• [Task goal]: Pull each line containing "Android" out of the listing below.

——

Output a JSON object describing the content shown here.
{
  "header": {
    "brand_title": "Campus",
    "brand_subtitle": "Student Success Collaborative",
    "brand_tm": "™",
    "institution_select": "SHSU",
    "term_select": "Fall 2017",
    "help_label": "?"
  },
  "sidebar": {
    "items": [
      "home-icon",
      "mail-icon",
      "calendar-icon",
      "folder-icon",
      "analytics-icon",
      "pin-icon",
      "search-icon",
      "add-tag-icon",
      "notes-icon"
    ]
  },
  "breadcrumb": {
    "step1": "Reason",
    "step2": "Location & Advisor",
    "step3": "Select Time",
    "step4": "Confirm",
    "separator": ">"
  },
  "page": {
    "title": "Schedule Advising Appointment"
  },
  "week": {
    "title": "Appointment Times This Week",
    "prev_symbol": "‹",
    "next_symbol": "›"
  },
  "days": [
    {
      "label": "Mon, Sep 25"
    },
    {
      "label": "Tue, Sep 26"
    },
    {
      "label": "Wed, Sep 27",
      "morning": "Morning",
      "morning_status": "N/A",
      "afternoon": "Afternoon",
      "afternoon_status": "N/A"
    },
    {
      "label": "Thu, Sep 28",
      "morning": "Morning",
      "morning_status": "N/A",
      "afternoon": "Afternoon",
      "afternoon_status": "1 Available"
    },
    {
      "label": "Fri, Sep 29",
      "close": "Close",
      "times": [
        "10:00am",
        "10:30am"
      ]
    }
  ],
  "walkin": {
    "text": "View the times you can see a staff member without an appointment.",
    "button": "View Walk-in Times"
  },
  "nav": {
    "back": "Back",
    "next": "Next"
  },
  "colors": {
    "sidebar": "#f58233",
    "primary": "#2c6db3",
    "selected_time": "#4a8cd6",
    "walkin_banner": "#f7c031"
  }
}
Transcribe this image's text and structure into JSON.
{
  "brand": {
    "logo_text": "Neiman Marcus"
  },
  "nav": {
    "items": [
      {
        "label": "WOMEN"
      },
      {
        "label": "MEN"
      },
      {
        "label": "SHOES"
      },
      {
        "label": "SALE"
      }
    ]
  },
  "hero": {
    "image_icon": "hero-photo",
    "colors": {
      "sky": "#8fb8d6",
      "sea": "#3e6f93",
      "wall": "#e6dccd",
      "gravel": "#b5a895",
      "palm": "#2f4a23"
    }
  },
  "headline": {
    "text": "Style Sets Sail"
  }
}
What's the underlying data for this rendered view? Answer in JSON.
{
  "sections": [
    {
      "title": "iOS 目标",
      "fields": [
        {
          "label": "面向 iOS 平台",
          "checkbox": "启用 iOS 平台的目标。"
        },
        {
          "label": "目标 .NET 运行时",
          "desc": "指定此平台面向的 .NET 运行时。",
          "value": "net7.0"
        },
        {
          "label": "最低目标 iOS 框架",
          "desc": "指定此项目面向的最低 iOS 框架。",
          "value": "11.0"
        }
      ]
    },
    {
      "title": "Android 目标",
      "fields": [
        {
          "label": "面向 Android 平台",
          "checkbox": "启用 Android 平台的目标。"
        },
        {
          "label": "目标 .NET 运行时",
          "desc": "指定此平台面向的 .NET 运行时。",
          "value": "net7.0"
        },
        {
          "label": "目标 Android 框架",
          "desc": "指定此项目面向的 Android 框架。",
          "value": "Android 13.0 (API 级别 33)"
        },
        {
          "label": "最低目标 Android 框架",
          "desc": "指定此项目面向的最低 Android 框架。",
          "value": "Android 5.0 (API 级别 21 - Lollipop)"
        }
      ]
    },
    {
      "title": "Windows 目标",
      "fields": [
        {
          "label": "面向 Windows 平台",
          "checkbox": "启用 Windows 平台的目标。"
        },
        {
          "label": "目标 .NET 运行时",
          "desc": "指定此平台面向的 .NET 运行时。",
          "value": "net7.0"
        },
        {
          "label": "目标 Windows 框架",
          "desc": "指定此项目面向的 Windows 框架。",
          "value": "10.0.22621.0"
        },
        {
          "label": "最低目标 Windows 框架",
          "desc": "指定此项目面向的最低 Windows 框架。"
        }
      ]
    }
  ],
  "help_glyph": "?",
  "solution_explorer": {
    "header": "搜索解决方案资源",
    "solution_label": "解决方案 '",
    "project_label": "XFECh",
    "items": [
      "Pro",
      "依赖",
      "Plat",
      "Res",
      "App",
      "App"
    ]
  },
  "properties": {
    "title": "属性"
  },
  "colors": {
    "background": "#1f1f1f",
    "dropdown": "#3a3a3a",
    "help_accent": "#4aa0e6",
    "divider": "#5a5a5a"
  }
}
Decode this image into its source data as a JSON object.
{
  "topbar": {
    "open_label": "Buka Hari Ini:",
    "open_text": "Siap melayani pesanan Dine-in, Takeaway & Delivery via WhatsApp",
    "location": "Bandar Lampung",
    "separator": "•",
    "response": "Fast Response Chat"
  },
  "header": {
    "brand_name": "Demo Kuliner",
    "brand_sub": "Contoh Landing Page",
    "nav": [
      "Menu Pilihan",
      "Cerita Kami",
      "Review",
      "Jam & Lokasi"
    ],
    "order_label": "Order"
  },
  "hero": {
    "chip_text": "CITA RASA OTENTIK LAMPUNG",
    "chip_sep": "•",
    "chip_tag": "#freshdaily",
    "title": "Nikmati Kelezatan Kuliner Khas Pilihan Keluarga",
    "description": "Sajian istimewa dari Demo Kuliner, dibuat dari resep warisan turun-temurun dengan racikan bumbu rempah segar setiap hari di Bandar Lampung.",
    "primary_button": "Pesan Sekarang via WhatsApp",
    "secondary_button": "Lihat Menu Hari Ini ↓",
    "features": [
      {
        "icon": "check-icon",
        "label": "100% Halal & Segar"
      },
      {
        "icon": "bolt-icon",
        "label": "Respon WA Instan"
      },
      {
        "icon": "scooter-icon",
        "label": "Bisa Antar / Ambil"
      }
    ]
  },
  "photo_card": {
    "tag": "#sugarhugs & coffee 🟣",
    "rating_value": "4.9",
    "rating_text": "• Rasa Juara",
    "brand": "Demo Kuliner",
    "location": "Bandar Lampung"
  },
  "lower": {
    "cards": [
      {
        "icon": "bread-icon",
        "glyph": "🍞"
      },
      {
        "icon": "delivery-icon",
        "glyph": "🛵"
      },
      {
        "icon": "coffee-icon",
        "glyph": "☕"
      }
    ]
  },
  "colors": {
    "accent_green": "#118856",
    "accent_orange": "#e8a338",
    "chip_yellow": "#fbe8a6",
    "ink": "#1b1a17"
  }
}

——

• [Solved problem]:
      "title": "Android 目标",
          "label": "面向 Android 平台",
          "checkbox": "启用 Android 平台的目标。"
          "label": "目标 Android 框架",
          "desc": "指定此项目面向的 Android 框架。",
          "value": "Android 13.0 (API 级别 33)"
          "label": "最低目标 Android 框架",
          "desc": "指定此项目面向的最低 Android 框架。",
          "value": "Android 5.0 (API 级别 21 - Lollipop)"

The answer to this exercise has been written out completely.